WHAT NEEDS TO BE DONE:
Repeat the data exactly, leaving out any image.

EXERCISE DATA:
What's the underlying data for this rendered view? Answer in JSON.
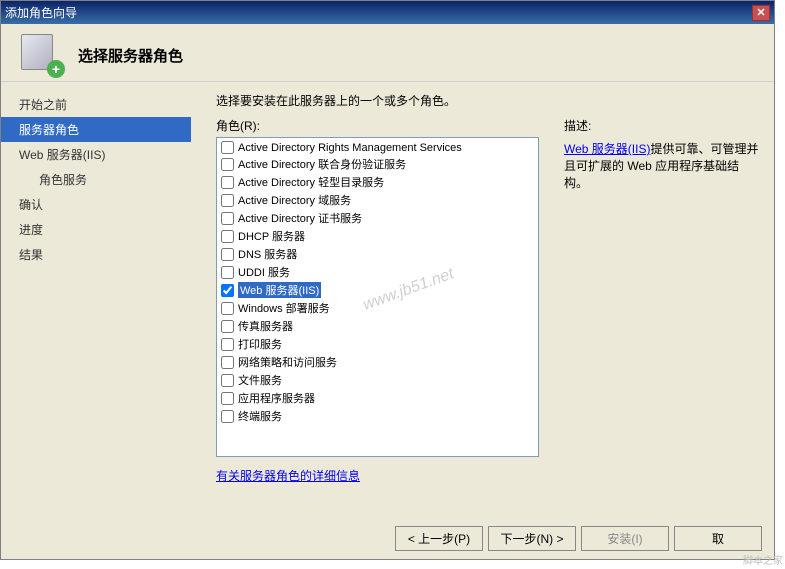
{
  "window": {
    "title": "添加角色向导"
  },
  "header": {
    "title": "选择服务器角色"
  },
  "sidebar": {
    "items": [
      {
        "label": "开始之前",
        "active": false,
        "indent": false
      },
      {
        "label": "服务器角色",
        "active": true,
        "indent": false
      },
      {
        "label": "Web 服务器(IIS)",
        "active": false,
        "indent": false
      },
      {
        "label": "角色服务",
        "active": false,
        "indent": true
      },
      {
        "label": "确认",
        "active": false,
        "indent": false
      },
      {
        "label": "进度",
        "active": false,
        "indent": false
      },
      {
        "label": "结果",
        "active": false,
        "indent": false
      }
    ]
  },
  "main": {
    "instruction": "选择要安装在此服务器上的一个或多个角色。",
    "roles_label": "角色(R):",
    "roles": [
      {
        "label": "Active Directory Rights Management Services",
        "checked": false,
        "selected": false
      },
      {
        "label": "Active Directory 联合身份验证服务",
        "checked": false,
        "selected": false
      },
      {
        "label": "Active Directory 轻型目录服务",
        "checked": false,
        "selected": false
      },
      {
        "label": "Active Directory 域服务",
        "checked": false,
        "selected": false
      },
      {
        "label": "Active Directory 证书服务",
        "checked": false,
        "selected": false
      },
      {
        "label": "DHCP 服务器",
        "checked": false,
        "selected": false
      },
      {
        "label": "DNS 服务器",
        "checked": false,
        "selected": false
      },
      {
        "label": "UDDI 服务",
        "checked": false,
        "selected": false
      },
      {
        "label": "Web 服务器(IIS)",
        "checked": true,
        "selected": true
      },
      {
        "label": "Windows 部署服务",
        "checked": false,
        "selected": false
      },
      {
        "label": "传真服务器",
        "checked": false,
        "selected": false
      },
      {
        "label": "打印服务",
        "checked": false,
        "selected": false
      },
      {
        "label": "网络策略和访问服务",
        "checked": false,
        "selected": false
      },
      {
        "label": "文件服务",
        "checked": false,
        "selected": false
      },
      {
        "label": "应用程序服务器",
        "checked": false,
        "selected": false
      },
      {
        "label": "终端服务",
        "checked": false,
        "selected": false
      }
    ],
    "desc_label": "描述:",
    "desc_link": "Web 服务器(IIS)",
    "desc_text": "提供可靠、可管理并且可扩展的 Web 应用程序基础结构。",
    "more_link": "有关服务器角色的详细信息"
  },
  "footer": {
    "prev": "< 上一步(P)",
    "next": "下一步(N) >",
    "install": "安装(I)",
    "cancel": "取"
  },
  "watermark": "www.jb51.net",
  "corner": "脚本之家"
}
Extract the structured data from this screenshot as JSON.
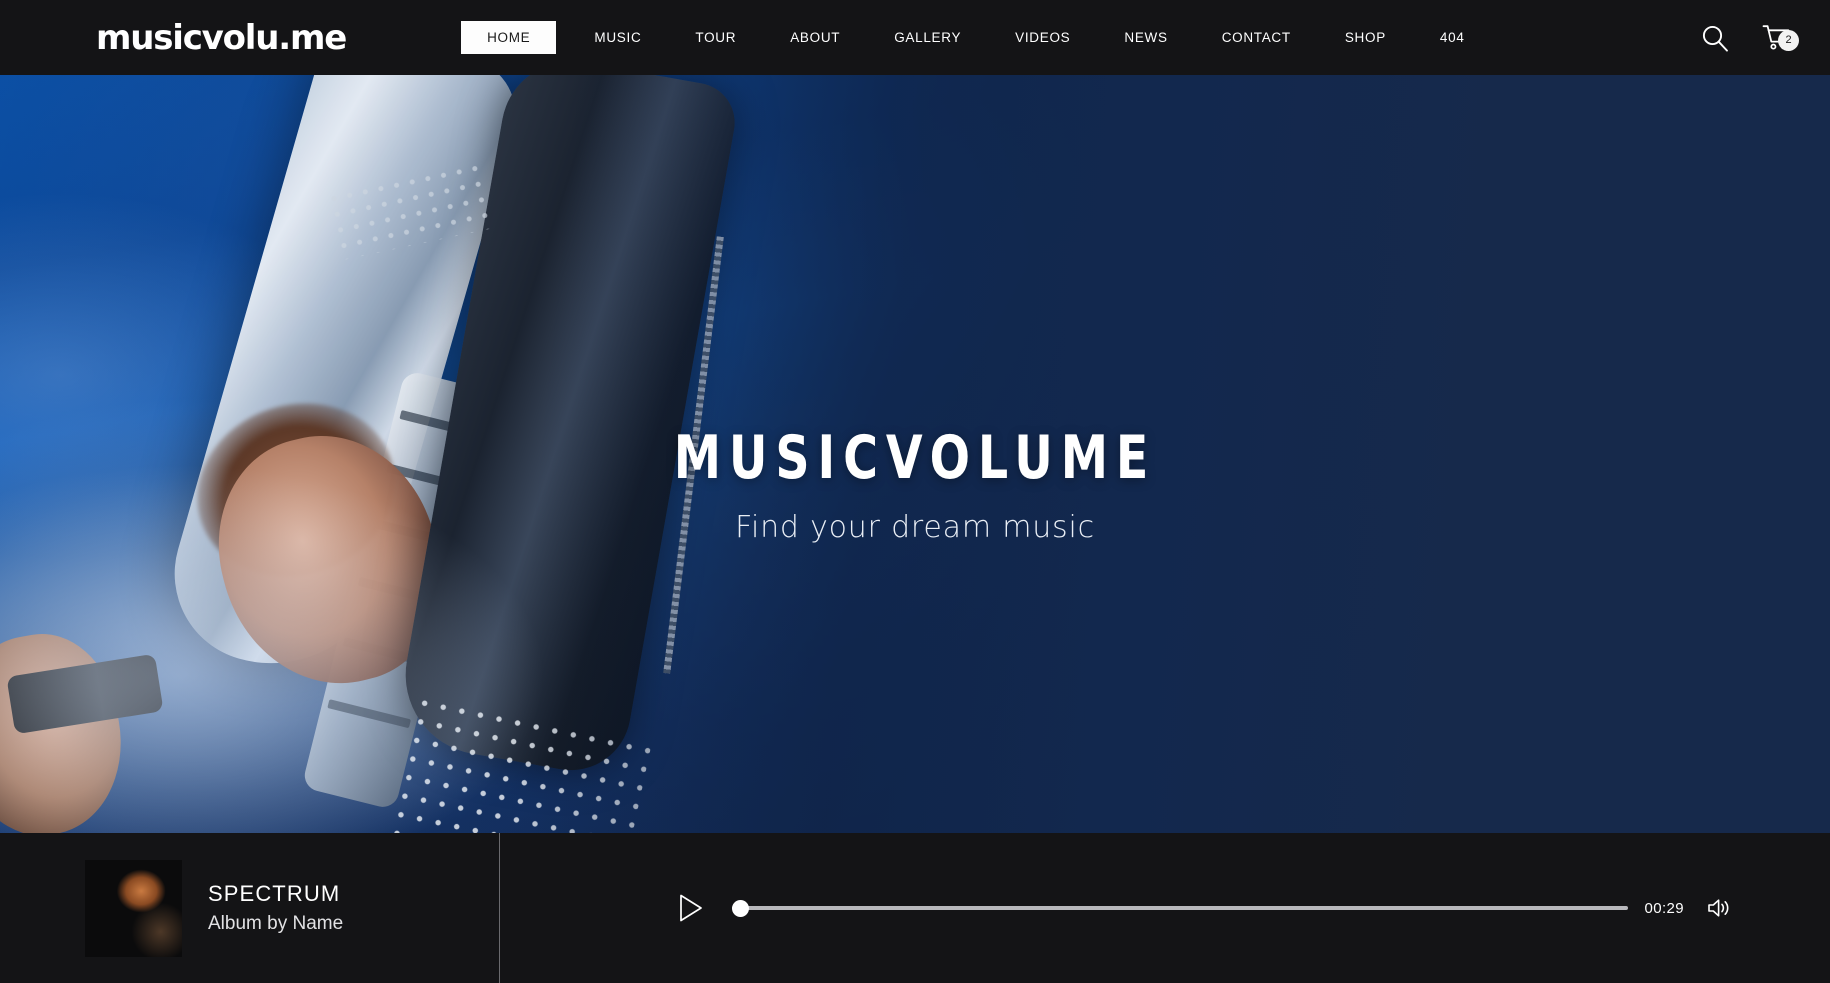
{
  "header": {
    "logo": "musicvolu.me",
    "nav": [
      {
        "label": "HOME",
        "active": true
      },
      {
        "label": "MUSIC",
        "active": false
      },
      {
        "label": "TOUR",
        "active": false
      },
      {
        "label": "ABOUT",
        "active": false
      },
      {
        "label": "GALLERY",
        "active": false
      },
      {
        "label": "VIDEOS",
        "active": false
      },
      {
        "label": "NEWS",
        "active": false
      },
      {
        "label": "CONTACT",
        "active": false
      },
      {
        "label": "SHOP",
        "active": false
      },
      {
        "label": "404",
        "active": false
      }
    ],
    "search_icon": "search-icon",
    "cart_icon": "shopping-cart-icon",
    "cart_count": "2"
  },
  "hero": {
    "title": "MUSICVOLUME",
    "subtitle": "Find your dream music"
  },
  "player": {
    "album_art": "album-artwork",
    "track_title": "SPECTRUM",
    "track_album": "Album by Name",
    "play_icon": "play-icon",
    "progress_percent": 0,
    "time": "00:29",
    "volume_icon": "volume-icon"
  },
  "colors": {
    "header_bg": "#141416",
    "nav_active_bg": "#fdfdfd",
    "nav_active_text": "#1a1a1a",
    "hero_navy": "#16294b",
    "hero_blue": "#0b4fa4",
    "player_bg": "#141416",
    "text_white": "#ffffff",
    "progress_track": "#b8b8bc"
  }
}
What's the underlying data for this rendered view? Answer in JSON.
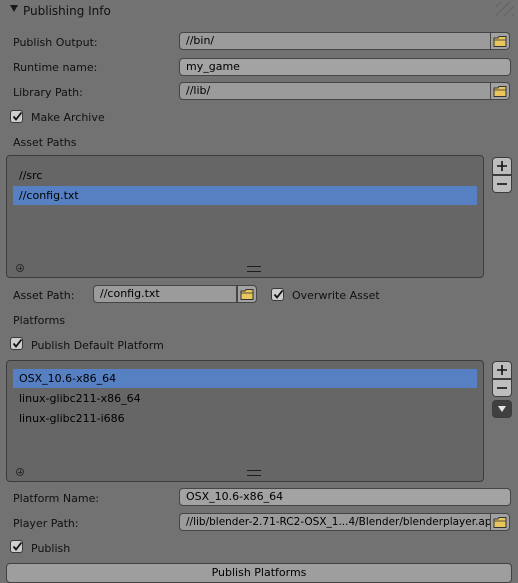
{
  "panel": {
    "title": "Publishing Info"
  },
  "publish_output": {
    "label": "Publish Output:",
    "value": "//bin/"
  },
  "runtime_name": {
    "label": "Runtime name:",
    "value": "my_game"
  },
  "library_path": {
    "label": "Library Path:",
    "value": "//lib/"
  },
  "make_archive": {
    "label": "Make Archive",
    "checked": true
  },
  "asset_paths": {
    "heading": "Asset Paths",
    "items": [
      "//src",
      "//config.txt"
    ],
    "selected_index": 1
  },
  "asset_path": {
    "label": "Asset Path:",
    "value": "//config.txt"
  },
  "overwrite_asset": {
    "label": "Overwrite Asset",
    "checked": true
  },
  "platforms": {
    "heading": "Platforms",
    "publish_default": {
      "label": "Publish Default Platform",
      "checked": true
    },
    "items": [
      "OSX_10.6-x86_64",
      "linux-glibc211-x86_64",
      "linux-glibc211-i686"
    ],
    "selected_index": 0
  },
  "platform_name": {
    "label": "Platform Name:",
    "value": "OSX_10.6-x86_64"
  },
  "player_path": {
    "label": "Player Path:",
    "value": "//lib/blender-2.71-RC2-OSX_1...4/Blender/blenderplayer.app"
  },
  "publish": {
    "label": "Publish",
    "checked": true
  },
  "publish_platforms_button": {
    "label": "Publish Platforms"
  }
}
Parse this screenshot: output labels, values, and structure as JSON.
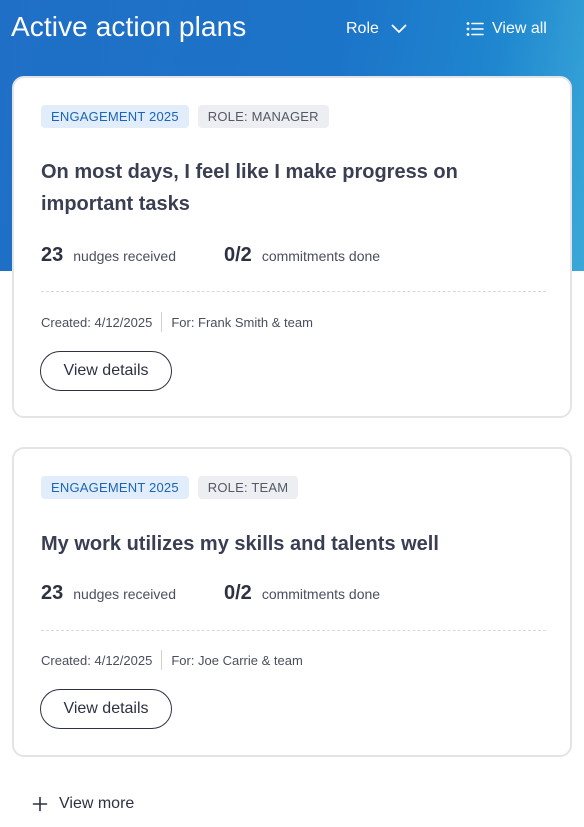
{
  "header": {
    "title": "Active action plans",
    "role_label": "Role",
    "view_all_label": "View all"
  },
  "plans": [
    {
      "tags": [
        "ENGAGEMENT 2025",
        "ROLE: MANAGER"
      ],
      "title": "On most days, I feel like I make progress on important tasks",
      "nudges_count": "23",
      "nudges_label": "nudges received",
      "commitments_count": "0/2",
      "commitments_label": "commitments done",
      "created": "Created: 4/12/2025",
      "for": "For: Frank Smith & team",
      "details_label": "View details"
    },
    {
      "tags": [
        "ENGAGEMENT 2025",
        "ROLE: TEAM"
      ],
      "title": "My work utilizes my skills and talents well",
      "nudges_count": "23",
      "nudges_label": "nudges received",
      "commitments_count": "0/2",
      "commitments_label": "commitments done",
      "created": "Created: 4/12/2025",
      "for": "For: Joe Carrie & team",
      "details_label": "View details"
    }
  ],
  "footer": {
    "view_more_label": "View more"
  },
  "icons": {
    "role": "chevron-down-icon",
    "view_all": "list-icon",
    "view_more": "plus-icon"
  },
  "colors": {
    "header_gradient_start": "#1f6fc6",
    "header_gradient_end": "#3aa9d8",
    "tag_blue_bg": "#e1edfb",
    "tag_blue_text": "#1b64b8",
    "tag_gray_bg": "#eceef1",
    "tag_gray_text": "#525866",
    "text_primary": "#2d3142"
  }
}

PROBLEM SOLUTION:
What's the underlying data for this rendered view? Answer in JSON.
{
  "window": {
    "title": "添加角色向导"
  },
  "header": {
    "title": "选择服务器角色"
  },
  "sidebar": {
    "items": [
      {
        "label": "开始之前",
        "active": false,
        "indent": false
      },
      {
        "label": "服务器角色",
        "active": true,
        "indent": false
      },
      {
        "label": "Web 服务器(IIS)",
        "active": false,
        "indent": false
      },
      {
        "label": "角色服务",
        "active": false,
        "indent": true
      },
      {
        "label": "确认",
        "active": false,
        "indent": false
      },
      {
        "label": "进度",
        "active": false,
        "indent": false
      },
      {
        "label": "结果",
        "active": false,
        "indent": false
      }
    ]
  },
  "main": {
    "instruction": "选择要安装在此服务器上的一个或多个角色。",
    "roles_label": "角色(R):",
    "roles": [
      {
        "label": "Active Directory Rights Management Services",
        "checked": false,
        "selected": false
      },
      {
        "label": "Active Directory 联合身份验证服务",
        "checked": false,
        "selected": false
      },
      {
        "label": "Active Directory 轻型目录服务",
        "checked": false,
        "selected": false
      },
      {
        "label": "Active Directory 域服务",
        "checked": false,
        "selected": false
      },
      {
        "label": "Active Directory 证书服务",
        "checked": false,
        "selected": false
      },
      {
        "label": "DHCP 服务器",
        "checked": false,
        "selected": false
      },
      {
        "label": "DNS 服务器",
        "checked": false,
        "selected": false
      },
      {
        "label": "UDDI 服务",
        "checked": false,
        "selected": false
      },
      {
        "label": "Web 服务器(IIS)",
        "checked": true,
        "selected": true
      },
      {
        "label": "Windows 部署服务",
        "checked": false,
        "selected": false
      },
      {
        "label": "传真服务器",
        "checked": false,
        "selected": false
      },
      {
        "label": "打印服务",
        "checked": false,
        "selected": false
      },
      {
        "label": "网络策略和访问服务",
        "checked": false,
        "selected": false
      },
      {
        "label": "文件服务",
        "checked": false,
        "selected": false
      },
      {
        "label": "应用程序服务器",
        "checked": false,
        "selected": false
      },
      {
        "label": "终端服务",
        "checked": false,
        "selected": false
      }
    ],
    "desc_label": "描述:",
    "desc_link": "Web 服务器(IIS)",
    "desc_text": "提供可靠、可管理并且可扩展的 Web 应用程序基础结构。",
    "more_link": "有关服务器角色的详细信息"
  },
  "footer": {
    "prev": "< 上一步(P)",
    "next": "下一步(N) >",
    "install": "安装(I)",
    "cancel": "取"
  },
  "watermark": "www.jb51.net",
  "corner": "脚本之家"
}
Extract the structured data from this screenshot as JSON.
{
  "header": {
    "logo": "musicvolu.me",
    "nav": [
      {
        "label": "HOME",
        "active": true
      },
      {
        "label": "MUSIC",
        "active": false
      },
      {
        "label": "TOUR",
        "active": false
      },
      {
        "label": "ABOUT",
        "active": false
      },
      {
        "label": "GALLERY",
        "active": false
      },
      {
        "label": "VIDEOS",
        "active": false
      },
      {
        "label": "NEWS",
        "active": false
      },
      {
        "label": "CONTACT",
        "active": false
      },
      {
        "label": "SHOP",
        "active": false
      },
      {
        "label": "404",
        "active": false
      }
    ],
    "search_icon": "search-icon",
    "cart_icon": "shopping-cart-icon",
    "cart_count": "2"
  },
  "hero": {
    "title": "MUSICVOLUME",
    "subtitle": "Find your dream music"
  },
  "player": {
    "album_art": "album-artwork",
    "track_title": "SPECTRUM",
    "track_album": "Album by Name",
    "play_icon": "play-icon",
    "progress_percent": 0,
    "time": "00:29",
    "volume_icon": "volume-icon"
  },
  "colors": {
    "header_bg": "#141416",
    "nav_active_bg": "#fdfdfd",
    "nav_active_text": "#1a1a1a",
    "hero_navy": "#16294b",
    "hero_blue": "#0b4fa4",
    "player_bg": "#141416",
    "text_white": "#ffffff",
    "progress_track": "#b8b8bc"
  }
}
What's the underlying data for this rendered view? Answer in JSON.
{
  "panel": {
    "title": "Publishing Info"
  },
  "publish_output": {
    "label": "Publish Output:",
    "value": "//bin/"
  },
  "runtime_name": {
    "label": "Runtime name:",
    "value": "my_game"
  },
  "library_path": {
    "label": "Library Path:",
    "value": "//lib/"
  },
  "make_archive": {
    "label": "Make Archive",
    "checked": true
  },
  "asset_paths": {
    "heading": "Asset Paths",
    "items": [
      "//src",
      "//config.txt"
    ],
    "selected_index": 1
  },
  "asset_path": {
    "label": "Asset Path:",
    "value": "//config.txt"
  },
  "overwrite_asset": {
    "label": "Overwrite Asset",
    "checked": true
  },
  "platforms": {
    "heading": "Platforms",
    "publish_default": {
      "label": "Publish Default Platform",
      "checked": true
    },
    "items": [
      "OSX_10.6-x86_64",
      "linux-glibc211-x86_64",
      "linux-glibc211-i686"
    ],
    "selected_index": 0
  },
  "platform_name": {
    "label": "Platform Name:",
    "value": "OSX_10.6-x86_64"
  },
  "player_path": {
    "label": "Player Path:",
    "value": "//lib/blender-2.71-RC2-OSX_1...4/Blender/blenderplayer.app"
  },
  "publish": {
    "label": "Publish",
    "checked": true
  },
  "publish_platforms_button": {
    "label": "Publish Platforms"
  }
}
Parse this screenshot: output labels, values, and structure as JSON.
{
  "header": {
    "title": "Active action plans",
    "role_label": "Role",
    "view_all_label": "View all"
  },
  "plans": [
    {
      "tags": [
        "ENGAGEMENT 2025",
        "ROLE: MANAGER"
      ],
      "title": "On most days, I feel like I make progress on important tasks",
      "nudges_count": "23",
      "nudges_label": "nudges received",
      "commitments_count": "0/2",
      "commitments_label": "commitments done",
      "created": "Created: 4/12/2025",
      "for": "For: Frank Smith & team",
      "details_label": "View details"
    },
    {
      "tags": [
        "ENGAGEMENT 2025",
        "ROLE: TEAM"
      ],
      "title": "My work utilizes my skills and talents well",
      "nudges_count": "23",
      "nudges_label": "nudges received",
      "commitments_count": "0/2",
      "commitments_label": "commitments done",
      "created": "Created: 4/12/2025",
      "for": "For: Joe Carrie & team",
      "details_label": "View details"
    }
  ],
  "footer": {
    "view_more_label": "View more"
  },
  "icons": {
    "role": "chevron-down-icon",
    "view_all": "list-icon",
    "view_more": "plus-icon"
  },
  "colors": {
    "header_gradient_start": "#1f6fc6",
    "header_gradient_end": "#3aa9d8",
    "tag_blue_bg": "#e1edfb",
    "tag_blue_text": "#1b64b8",
    "tag_gray_bg": "#eceef1",
    "tag_gray_text": "#525866",
    "text_primary": "#2d3142"
  }
}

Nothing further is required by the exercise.